(Excerpts from an interface dataset)
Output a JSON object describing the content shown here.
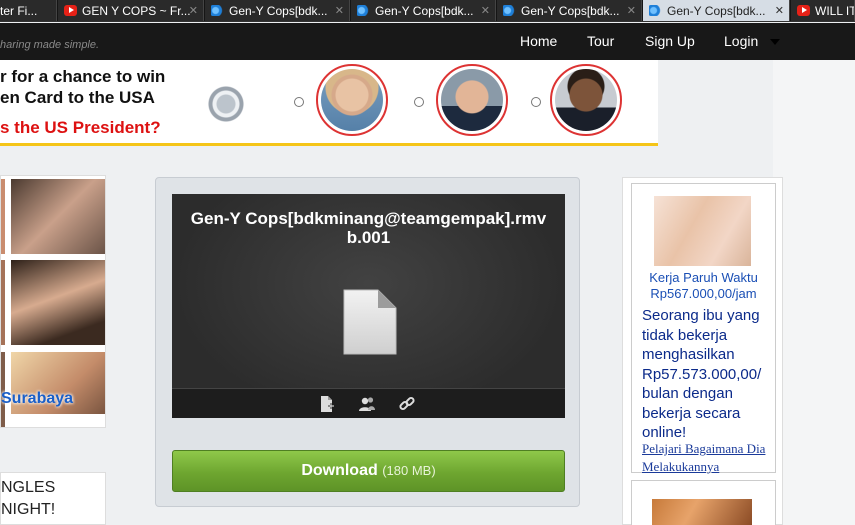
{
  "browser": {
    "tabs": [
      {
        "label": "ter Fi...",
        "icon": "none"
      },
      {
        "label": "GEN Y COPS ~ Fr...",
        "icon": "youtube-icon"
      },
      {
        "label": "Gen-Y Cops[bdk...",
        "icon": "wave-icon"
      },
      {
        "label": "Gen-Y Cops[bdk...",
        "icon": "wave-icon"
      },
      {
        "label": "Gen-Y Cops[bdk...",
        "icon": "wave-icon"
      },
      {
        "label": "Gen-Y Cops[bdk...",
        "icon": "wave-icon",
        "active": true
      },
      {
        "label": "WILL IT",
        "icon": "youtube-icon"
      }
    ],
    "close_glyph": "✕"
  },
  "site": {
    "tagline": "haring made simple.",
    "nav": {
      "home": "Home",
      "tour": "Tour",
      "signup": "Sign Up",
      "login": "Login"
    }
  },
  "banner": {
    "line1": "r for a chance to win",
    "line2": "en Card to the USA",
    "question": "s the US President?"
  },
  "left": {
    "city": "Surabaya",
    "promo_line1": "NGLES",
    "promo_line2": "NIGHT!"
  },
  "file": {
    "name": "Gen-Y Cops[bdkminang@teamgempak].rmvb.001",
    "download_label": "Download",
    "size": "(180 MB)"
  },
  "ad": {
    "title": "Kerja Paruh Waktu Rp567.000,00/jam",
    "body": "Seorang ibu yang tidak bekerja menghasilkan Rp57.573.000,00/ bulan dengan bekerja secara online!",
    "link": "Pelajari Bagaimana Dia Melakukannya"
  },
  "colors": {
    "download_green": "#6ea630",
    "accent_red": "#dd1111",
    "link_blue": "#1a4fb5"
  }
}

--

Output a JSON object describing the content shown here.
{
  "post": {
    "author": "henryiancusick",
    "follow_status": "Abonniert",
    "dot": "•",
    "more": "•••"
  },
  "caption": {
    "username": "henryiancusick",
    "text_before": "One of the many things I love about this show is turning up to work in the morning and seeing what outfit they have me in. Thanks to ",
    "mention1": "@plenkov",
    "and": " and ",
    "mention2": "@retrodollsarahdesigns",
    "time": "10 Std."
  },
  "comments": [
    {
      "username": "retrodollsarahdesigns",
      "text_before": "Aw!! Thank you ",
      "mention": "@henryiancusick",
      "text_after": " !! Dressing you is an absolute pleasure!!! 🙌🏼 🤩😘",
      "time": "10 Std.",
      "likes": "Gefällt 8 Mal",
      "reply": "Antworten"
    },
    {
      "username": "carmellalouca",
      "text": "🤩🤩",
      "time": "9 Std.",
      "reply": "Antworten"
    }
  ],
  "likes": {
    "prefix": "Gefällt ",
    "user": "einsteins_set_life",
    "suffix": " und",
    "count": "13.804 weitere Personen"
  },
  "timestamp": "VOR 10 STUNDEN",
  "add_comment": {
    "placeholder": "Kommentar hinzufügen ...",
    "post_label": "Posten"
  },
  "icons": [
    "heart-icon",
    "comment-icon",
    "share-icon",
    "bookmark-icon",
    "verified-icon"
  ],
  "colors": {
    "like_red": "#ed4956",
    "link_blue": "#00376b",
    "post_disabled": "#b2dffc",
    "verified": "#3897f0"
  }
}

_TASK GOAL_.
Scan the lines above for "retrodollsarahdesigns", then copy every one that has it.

_YOUR RESPONSE_.
    "mention2": "@retrodollsarahdesigns",
      "username": "retrodollsarahdesigns",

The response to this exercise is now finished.